Spike Jonze has written and directed a movie called Her about a man who falls in love with his computer's operating system. Keep in mind it is set in a not too distant future so its not like the man is in love with Windows 8...I mean...who is, right? The movie stars Joaquin Phoenix, Amy Adams, Rooney Mara, Olivia Wilde, and Scarlett Johansson.
Theodore Twombly (Phoenix) spends his days writing letters for people in a sort of ultra personalized Hallmark fashion and, while he is very well versed in expressing other people's thoughts and feelings, he often struggles with his own. With an impending divorce, tenuous friendships, and a non existent dating life dragging down his emotional well being, Theodore finds himself on the precipice of social inactivity. At least until a new operating system, purchased to help keep his daily functionality intact, turns out to be much more than he was expecting it to be.
This new OS contains an AI advanced enough to teach itself to evolve fluidly and independently over time and, after Theodore tells it a few basic things about himself, the new software quickly establishes itself as a virtually living and breathing entity. It, or she I suppose, even names herself Samantha after a microseconds worth of extensive research into the history of names. This super advanced computing power that Samantha comes prepackaged with quickly proves useful to Theodore in more ways than just helping to keep his email organized.
Eventually Theodore and Samantha develop feelings for each other and officially declare themselves to be a couple which, they come to find out, isn't so out of the ordinary given the extreme advances in artificial intelligence technology and the human condition to need companionship in an increasingly impersonal world. Even his best friend Amy (Adams) has developed a fondness for and friendship with her own OS that eventually leads her to make significant changes in her own life. The world is indeed changing and Theodore's interaction with and new found love for Samantha will actually have major implications on how he will live the rest of his life.
Her is a story about falling in love with the one you can never hold on to. Its also a story about how technology will continue to change the way we see and interact with the world around us. Spike Jonze has created a futuristic love story that is more honest than anything occurring in our present time and presents it in a way that is both relatable to our current state of evolution while introducing some very thought provoking ideas about what society may turn in to as it transitions to a more and more virtual sense of reality. While Jonze has assembled a very fine cast to tell his story, the real magic at work here is how he takes that talent and gives them just the right type of guidance to draw out the exact performances he is looking for from each of them.

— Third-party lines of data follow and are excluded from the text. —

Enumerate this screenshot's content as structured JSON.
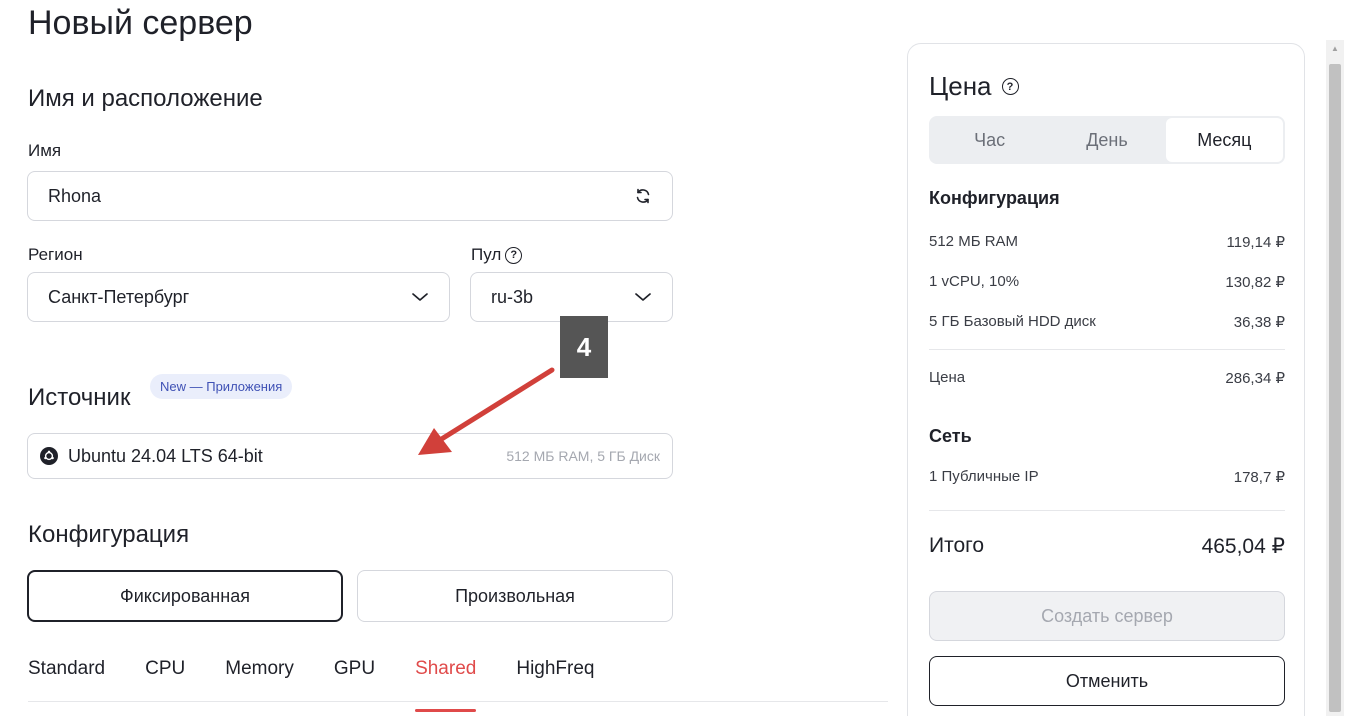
{
  "page": {
    "title": "Новый сервер"
  },
  "name_location": {
    "section_title": "Имя и расположение",
    "name_label": "Имя",
    "name_value": "Rhona",
    "region_label": "Регион",
    "region_value": "Санкт-Петербург",
    "pool_label": "Пул",
    "pool_value": "ru-3b"
  },
  "source": {
    "section_title": "Источник",
    "badge": "New — Приложения",
    "os_name": "Ubuntu 24.04 LTS 64-bit",
    "os_meta": "512 МБ RAM, 5 ГБ Диск",
    "os_icon": "ubuntu-icon"
  },
  "annotation": {
    "label": "4"
  },
  "configuration": {
    "section_title": "Конфигурация",
    "fixed_label": "Фиксированная",
    "custom_label": "Произвольная",
    "tabs": [
      "Standard",
      "CPU",
      "Memory",
      "GPU",
      "Shared",
      "HighFreq"
    ],
    "active_tab": "Shared"
  },
  "price": {
    "title": "Цена",
    "periods": [
      "Час",
      "День",
      "Месяц"
    ],
    "active_period": "Месяц",
    "config_title": "Конфигурация",
    "config_items": [
      {
        "name": "512 МБ RAM",
        "price": "119,14 ₽"
      },
      {
        "name": "1 vCPU, 10%",
        "price": "130,82 ₽"
      },
      {
        "name": "5 ГБ Базовый HDD диск",
        "price": "36,38 ₽"
      }
    ],
    "subtotal_label": "Цена",
    "subtotal_value": "286,34 ₽",
    "network_title": "Сеть",
    "network_items": [
      {
        "name": "1 Публичные IP",
        "price": "178,7 ₽"
      }
    ],
    "total_label": "Итого",
    "total_value": "465,04 ₽",
    "create_label": "Создать сервер",
    "cancel_label": "Отменить"
  },
  "colors": {
    "accent_red": "#e04a4a",
    "text_dark": "#1f2129",
    "badge_bg": "#eaeefb",
    "badge_text": "#3f51b5",
    "annotation_bg": "#555555",
    "arrow": "#d1403a"
  }
}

Sure, the movie is being praised almost universally for all the impressive acting on display although I can not fully get on board with that particular assessment. I'm not saying the acting isn't good, its quite excellent actually, but what I am saying is that credit is due more to the direction and editing prowess of a very talented filmmaker. It would be so easy for this movie to be totally corn ball and laughable but Jonze gets such raw, unaffected performances from his cast that you can't help but believe in every moment. For me, the absolute highlight in this department is what Amy Adams does with her character as she perfectly advances the modern day computer nerd stereotype into this particular future and creates a lovably awkward and confidently grounded personality that is the perfect foil to Samantha's virtually stylized realism.

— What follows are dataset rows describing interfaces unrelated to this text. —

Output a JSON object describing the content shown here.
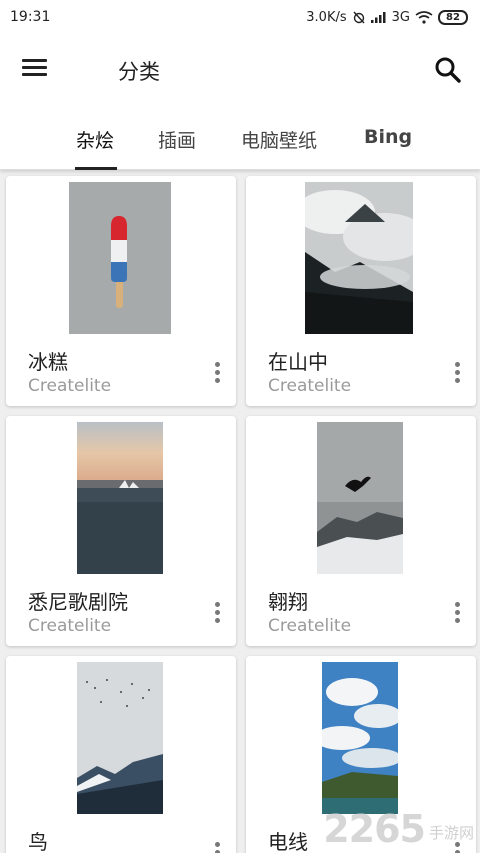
{
  "status_bar": {
    "time": "19:31",
    "net_speed": "3.0K/s",
    "network": "3G",
    "battery": "82"
  },
  "app_bar": {
    "title": "分类"
  },
  "tabs": [
    {
      "label": "杂烩",
      "active": true
    },
    {
      "label": "插画",
      "active": false
    },
    {
      "label": "电脑壁纸",
      "active": false
    },
    {
      "label": "Bing",
      "active": false
    }
  ],
  "cards": [
    {
      "title": "冰糕",
      "author": "Createlite"
    },
    {
      "title": "在山中",
      "author": "Createlite"
    },
    {
      "title": "悉尼歌剧院",
      "author": "Createlite"
    },
    {
      "title": "翱翔",
      "author": "Createlite"
    },
    {
      "title": "鸟",
      "author": ""
    },
    {
      "title": "电线",
      "author": ""
    }
  ],
  "watermark": {
    "big": "2265",
    "small": "手游网"
  },
  "colors": {
    "appbar": "#ffffff",
    "background": "#efefef",
    "author_text": "#9a9a9a"
  }
}
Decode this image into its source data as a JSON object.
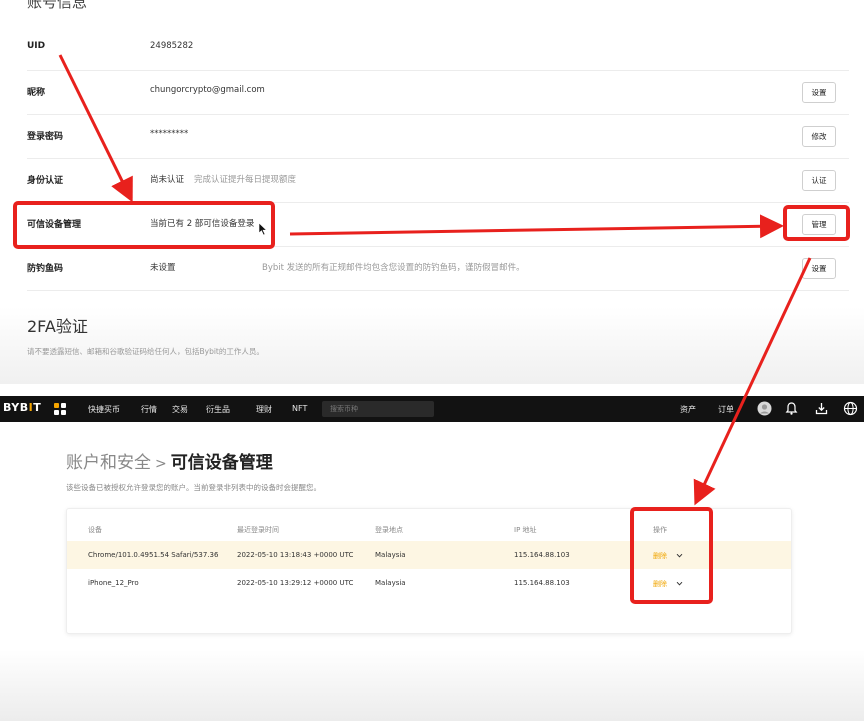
{
  "account": {
    "section_title": "账号信息",
    "rows": [
      {
        "label": "UID",
        "value": "24985282",
        "hint": "",
        "button": ""
      },
      {
        "label": "昵称",
        "value": "chungorcrypto@gmail.com",
        "hint": "",
        "button": "设置"
      },
      {
        "label": "登录密码",
        "value": "*********",
        "hint": "",
        "button": "修改"
      },
      {
        "label": "身份认证",
        "value": "尚未认证",
        "hint": "完成认证提升每日提现额度",
        "button": "认证"
      },
      {
        "label": "可信设备管理",
        "value": "当前已有 2 部可信设备登录",
        "hint": "",
        "button": "管理"
      },
      {
        "label": "防钓鱼码",
        "value": "未设置",
        "hint": "Bybit 发送的所有正规邮件均包含您设置的防钓鱼码，谨防假冒邮件。",
        "button": "设置"
      }
    ],
    "twofa_title": "2FA验证",
    "twofa_desc": "请不要透露短信、邮箱和谷歌验证码给任何人，包括Bybit的工作人员。"
  },
  "navbar": {
    "logo_main": "BYB",
    "logo_accent": "I",
    "logo_tail": "T",
    "items": [
      "快捷买币",
      "行情",
      "交易",
      "衍生品",
      "理财",
      "NFT"
    ],
    "search_placeholder": "搜索币种",
    "assets": "资产",
    "orders": "订单",
    "icons": [
      "user-avatar-icon",
      "bell-icon",
      "download-icon",
      "globe-icon"
    ]
  },
  "page": {
    "breadcrumb_parent": "账户和安全",
    "breadcrumb_sep": ">",
    "title": "可信设备管理",
    "description": "该些设备已被授权允许登录您的账户。当前登录非列表中的设备时会提醒您。"
  },
  "devices_table": {
    "headers": [
      "设备",
      "最近登录时间",
      "登录地点",
      "IP 地址",
      "操作"
    ],
    "rows": [
      {
        "device": "Chrome/101.0.4951.54 Safari/537.36",
        "time": "2022-05-10 13:18:43 +0000 UTC",
        "location": "Malaysia",
        "ip": "115.164.88.103",
        "action": "删除"
      },
      {
        "device": "iPhone_12_Pro",
        "time": "2022-05-10 13:29:12 +0000 UTC",
        "location": "Malaysia",
        "ip": "115.164.88.103",
        "action": "删除"
      }
    ]
  },
  "colors": {
    "annotation_red": "#e8211d",
    "brand_accent": "#f7a600",
    "navbar_bg": "#121212",
    "row_highlight": "#fdf6e3"
  }
}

The film is also set perfectly into a future time that is definitely ahead of what we currently know, but still very believable as far as what could conceivably be accomplished down the road. My one gripe here is that, by the time this story takes place, humans have seemingly wiped out any sense of grit, grime, or harsh reality from the face of the planet and replaced it all with a nearly idealized and comfortable looking society that is a little too clean and tidy for my taste. That being said, this one small negative does nothing to detract from the story that is being told but its still something I can't totally buy into.

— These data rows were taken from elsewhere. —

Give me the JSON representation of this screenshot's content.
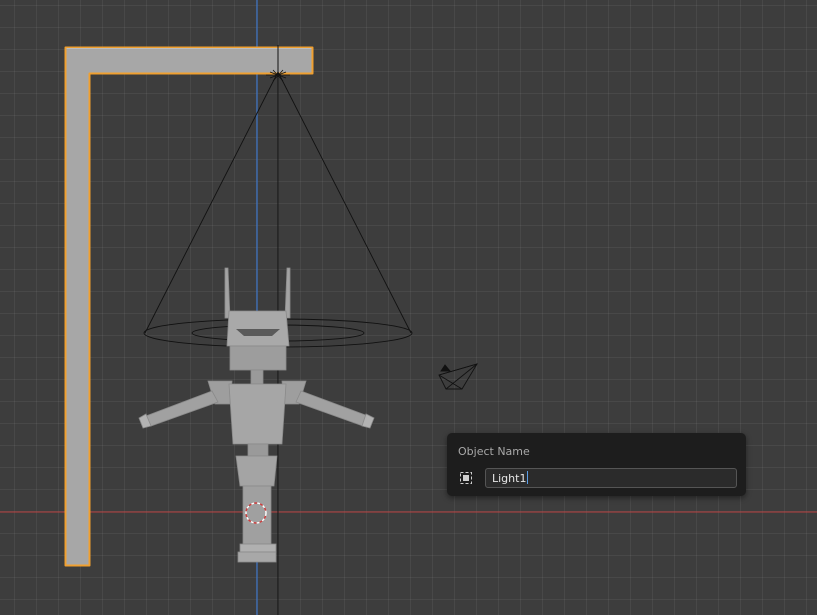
{
  "viewport": {
    "background": "#3d3d3d",
    "grid_color": "#474747",
    "x_axis_color": "#c23b3b",
    "z_axis_color": "#3c6bb0",
    "selection_outline_color": "#f0a030"
  },
  "scene": {
    "objects": [
      {
        "name": "gallows-frame",
        "selected": true
      },
      {
        "name": "robot-figure",
        "selected": false
      },
      {
        "name": "spot-light",
        "selected": false
      },
      {
        "name": "camera",
        "selected": false
      },
      {
        "name": "3d-cursor",
        "selected": false
      }
    ]
  },
  "rename_popup": {
    "title": "Object Name",
    "value": "Light1",
    "icon": "object-data-icon"
  }
}
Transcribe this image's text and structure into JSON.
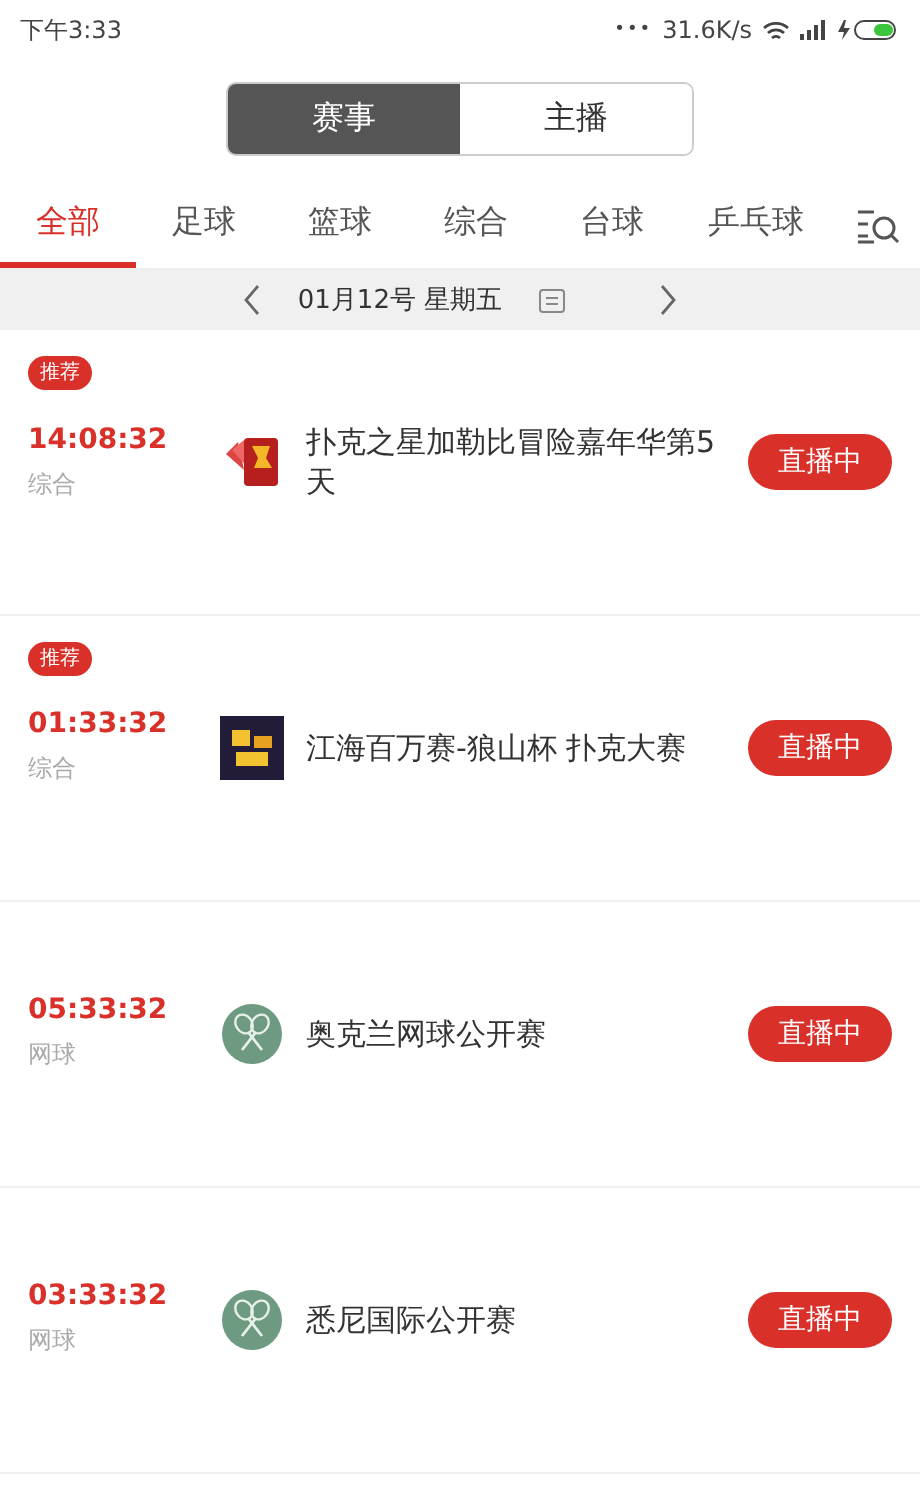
{
  "status_bar": {
    "time": "下午3:33",
    "dots": "•••",
    "speed": "31.6K/s"
  },
  "segments": [
    {
      "label": "赛事",
      "selected": true
    },
    {
      "label": "主播",
      "selected": false
    }
  ],
  "tabs": [
    {
      "label": "全部",
      "selected": true
    },
    {
      "label": "足球",
      "selected": false
    },
    {
      "label": "篮球",
      "selected": false
    },
    {
      "label": "综合",
      "selected": false
    },
    {
      "label": "台球",
      "selected": false
    },
    {
      "label": "乒乓球",
      "selected": false
    }
  ],
  "date_bar": {
    "date": "01月12号 星期五"
  },
  "events": [
    {
      "badge": "推荐",
      "time": "14:08:32",
      "category": "综合",
      "logo": {
        "kind": "cards"
      },
      "title": "扑克之星加勒比冒险嘉年华第5天",
      "status": "直播中"
    },
    {
      "badge": "推荐",
      "time": "01:33:32",
      "category": "综合",
      "logo": {
        "kind": "poster"
      },
      "title": "江海百万赛-狼山杯 扑克大赛",
      "status": "直播中"
    },
    {
      "time": "05:33:32",
      "category": "网球",
      "logo": {
        "kind": "tennis"
      },
      "title": "奥克兰网球公开赛",
      "status": "直播中"
    },
    {
      "time": "03:33:32",
      "category": "网球",
      "logo": {
        "kind": "tennis"
      },
      "title": "悉尼国际公开赛",
      "status": "直播中"
    }
  ]
}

Her is a movie that will immediately have an effect on you and will most likely have you thinking about it long after the credits begin to roll. Is this the direction our society is heading when it comes to the technology we will use every day or has Spike Jonze created something so far fetched that it actually makes for a believably futuristic, science fiction love story? These are the things that will keep your head spinning if you allow them to, but you will find much better use of your time in just enjoying a showcase of acting talent being expertly guided by a talented and proven filmmaker who seems to be just now hitting his stride.